The film takes place in modern-day New Zealand amongst a group of Maoris, the indigenous people of New Zealand. It focuses on the story of protagonist, Paikea. Pai is the granddaughter of the current chief, Koro. Koro is looking to pass on his torch as chief, in order to strengthen the Maori community and to keep their traditions alive in the ever-changing world. Because tradition held that the eldest male heir is the one with the rightful claim to the throne, Paikea is not a viable option in her grandfather’s eyes. It is important to note that Paikea’s father, Porourangi, rejected his claim to being chief, when his wife died giving birth to Pai and her twin brother, who also passed. Before leaving his newborn daughter with his father and mother, Porourangi named his daughter Paikea. This was viewed as another defiant action in the eyes of his father, for the name Paikea is the name of the revered first ancestor of the Maori people, also known as the Whale Rider.
Throughout the entire film, Paikea tries to earn the approval and respect of her grandfather. Though he loves her, he does not consider her as able to lead their community because she is a girl. In the turning point of the film – when Paikea embraces her role as the Whale Rider and ultimately sacrifices herself in order to save the whales- Koro realizes the power Paikea possessed all along. She is and has always been the Whale Rider and no one but she could be the rightful Maori chief.
This film illustrates two substantial, current issues: feminism and protecting the earth. Addressing the former matter, the film depicts the multifaceted strengths of women through Pai and her grandma. Throughout the film Pai challenges her grandfather and his patriarchal practices. Alternatively, Pai’s grandma initially appears to be submissive to Koro’s temper, but she actually holds her ground. She is an example of someone who picks his or her battles in order to win the war – a nod to the wise women in my life. The power of women, whether overt like Pai’s or subdued like her grandma’s, is a constant theme throughout the film that progresses not only the plot, but also the leading man's thinking. Secondly, Whale Rider naturally focuses on the value of protecting the earth and its living creatures. The Maori people all come together as a community in an attempt to save the beached whales. They mourn for the loss of the whales that they could not save. The film does an excellent job of personifying the whales and their emotions through its music.

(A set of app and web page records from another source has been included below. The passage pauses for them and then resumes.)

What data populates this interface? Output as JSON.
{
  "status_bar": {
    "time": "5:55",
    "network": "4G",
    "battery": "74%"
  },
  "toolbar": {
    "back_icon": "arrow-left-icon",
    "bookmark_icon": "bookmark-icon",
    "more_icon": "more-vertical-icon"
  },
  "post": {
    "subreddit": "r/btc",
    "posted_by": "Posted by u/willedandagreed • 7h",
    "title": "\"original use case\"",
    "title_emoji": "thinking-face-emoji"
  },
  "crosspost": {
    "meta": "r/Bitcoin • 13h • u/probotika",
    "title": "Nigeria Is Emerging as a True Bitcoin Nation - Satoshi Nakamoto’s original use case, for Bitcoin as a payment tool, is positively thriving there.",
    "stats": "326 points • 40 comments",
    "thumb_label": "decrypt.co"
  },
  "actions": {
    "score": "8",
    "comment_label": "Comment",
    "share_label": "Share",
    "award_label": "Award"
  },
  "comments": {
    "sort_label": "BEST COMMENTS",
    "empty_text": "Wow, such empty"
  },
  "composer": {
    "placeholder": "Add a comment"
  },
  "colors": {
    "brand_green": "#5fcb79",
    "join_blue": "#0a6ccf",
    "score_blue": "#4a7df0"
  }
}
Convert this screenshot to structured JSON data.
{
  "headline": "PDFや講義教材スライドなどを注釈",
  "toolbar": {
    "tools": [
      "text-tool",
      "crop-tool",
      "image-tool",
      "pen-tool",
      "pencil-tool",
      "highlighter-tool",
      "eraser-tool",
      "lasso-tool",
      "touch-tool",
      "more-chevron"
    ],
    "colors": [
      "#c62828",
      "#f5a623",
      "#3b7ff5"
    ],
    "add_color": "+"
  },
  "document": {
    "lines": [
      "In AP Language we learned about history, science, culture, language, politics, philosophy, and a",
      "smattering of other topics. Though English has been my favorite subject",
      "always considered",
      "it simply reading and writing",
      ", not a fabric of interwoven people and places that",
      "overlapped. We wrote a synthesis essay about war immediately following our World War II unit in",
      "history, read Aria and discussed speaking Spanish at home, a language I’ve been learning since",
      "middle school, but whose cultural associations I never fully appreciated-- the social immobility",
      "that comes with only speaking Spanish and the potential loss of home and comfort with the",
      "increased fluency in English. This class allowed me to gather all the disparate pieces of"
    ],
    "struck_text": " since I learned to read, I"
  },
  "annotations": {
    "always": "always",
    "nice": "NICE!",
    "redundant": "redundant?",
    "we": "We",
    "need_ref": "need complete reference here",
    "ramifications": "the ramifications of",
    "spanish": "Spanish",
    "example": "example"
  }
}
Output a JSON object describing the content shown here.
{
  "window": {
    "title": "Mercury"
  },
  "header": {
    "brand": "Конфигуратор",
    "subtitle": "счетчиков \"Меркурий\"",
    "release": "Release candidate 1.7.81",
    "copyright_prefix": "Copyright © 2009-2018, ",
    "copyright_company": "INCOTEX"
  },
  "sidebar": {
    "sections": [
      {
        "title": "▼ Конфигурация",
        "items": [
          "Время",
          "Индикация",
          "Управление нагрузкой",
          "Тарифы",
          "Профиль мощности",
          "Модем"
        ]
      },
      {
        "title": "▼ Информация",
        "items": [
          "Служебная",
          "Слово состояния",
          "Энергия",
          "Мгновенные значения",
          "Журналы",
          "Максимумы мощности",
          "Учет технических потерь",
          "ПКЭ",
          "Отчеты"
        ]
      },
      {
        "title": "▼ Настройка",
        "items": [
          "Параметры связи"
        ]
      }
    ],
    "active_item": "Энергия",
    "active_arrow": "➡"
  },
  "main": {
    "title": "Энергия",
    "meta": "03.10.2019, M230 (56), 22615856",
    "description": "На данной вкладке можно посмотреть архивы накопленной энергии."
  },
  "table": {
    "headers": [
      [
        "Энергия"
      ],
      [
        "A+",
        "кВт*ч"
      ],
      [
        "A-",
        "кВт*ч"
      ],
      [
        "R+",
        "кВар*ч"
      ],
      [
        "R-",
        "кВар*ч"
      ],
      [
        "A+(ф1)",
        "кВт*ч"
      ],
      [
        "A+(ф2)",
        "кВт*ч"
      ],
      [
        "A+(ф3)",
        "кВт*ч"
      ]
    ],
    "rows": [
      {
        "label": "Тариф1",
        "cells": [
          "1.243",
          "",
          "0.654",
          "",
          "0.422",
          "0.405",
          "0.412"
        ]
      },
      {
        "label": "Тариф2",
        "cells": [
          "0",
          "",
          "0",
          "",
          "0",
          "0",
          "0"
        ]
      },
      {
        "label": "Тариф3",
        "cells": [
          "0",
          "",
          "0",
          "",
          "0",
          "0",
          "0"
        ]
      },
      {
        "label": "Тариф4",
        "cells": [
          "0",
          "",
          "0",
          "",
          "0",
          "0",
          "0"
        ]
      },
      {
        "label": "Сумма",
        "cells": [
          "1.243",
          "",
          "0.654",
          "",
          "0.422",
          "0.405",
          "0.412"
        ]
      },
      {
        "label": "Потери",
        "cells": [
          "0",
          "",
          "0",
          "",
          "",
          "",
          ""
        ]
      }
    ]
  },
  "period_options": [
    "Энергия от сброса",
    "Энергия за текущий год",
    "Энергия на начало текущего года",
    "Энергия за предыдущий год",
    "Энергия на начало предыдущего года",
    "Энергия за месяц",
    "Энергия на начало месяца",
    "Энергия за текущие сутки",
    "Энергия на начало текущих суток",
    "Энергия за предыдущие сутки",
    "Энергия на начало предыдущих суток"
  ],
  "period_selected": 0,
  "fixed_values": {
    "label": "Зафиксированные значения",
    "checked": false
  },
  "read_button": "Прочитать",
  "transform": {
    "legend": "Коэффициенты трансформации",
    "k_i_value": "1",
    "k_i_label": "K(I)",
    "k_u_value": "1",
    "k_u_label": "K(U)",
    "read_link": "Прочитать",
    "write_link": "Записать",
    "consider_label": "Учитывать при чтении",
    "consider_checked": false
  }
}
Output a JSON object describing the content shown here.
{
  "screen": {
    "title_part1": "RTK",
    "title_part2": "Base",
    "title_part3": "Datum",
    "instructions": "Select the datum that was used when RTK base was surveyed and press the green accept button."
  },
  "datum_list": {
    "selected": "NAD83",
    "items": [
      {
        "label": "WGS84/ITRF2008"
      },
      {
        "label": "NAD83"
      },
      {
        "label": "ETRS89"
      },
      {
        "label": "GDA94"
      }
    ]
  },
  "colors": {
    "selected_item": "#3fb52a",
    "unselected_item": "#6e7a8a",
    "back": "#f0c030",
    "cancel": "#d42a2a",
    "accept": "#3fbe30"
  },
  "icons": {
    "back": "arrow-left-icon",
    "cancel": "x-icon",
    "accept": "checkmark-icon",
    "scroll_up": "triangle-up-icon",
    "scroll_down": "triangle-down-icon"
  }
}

This is an important film. It is also a beautiful illustration of humanity’s interconnectedness with nature – a relationship that ought to be respected, especially in this day and age. Moreover, it is a call to women, especially young women, to stand up and to prevail towards what they believe in - no matter how difficult the challenge(s) may be. This film serves as a reminder that women have the power to create change and write their own history.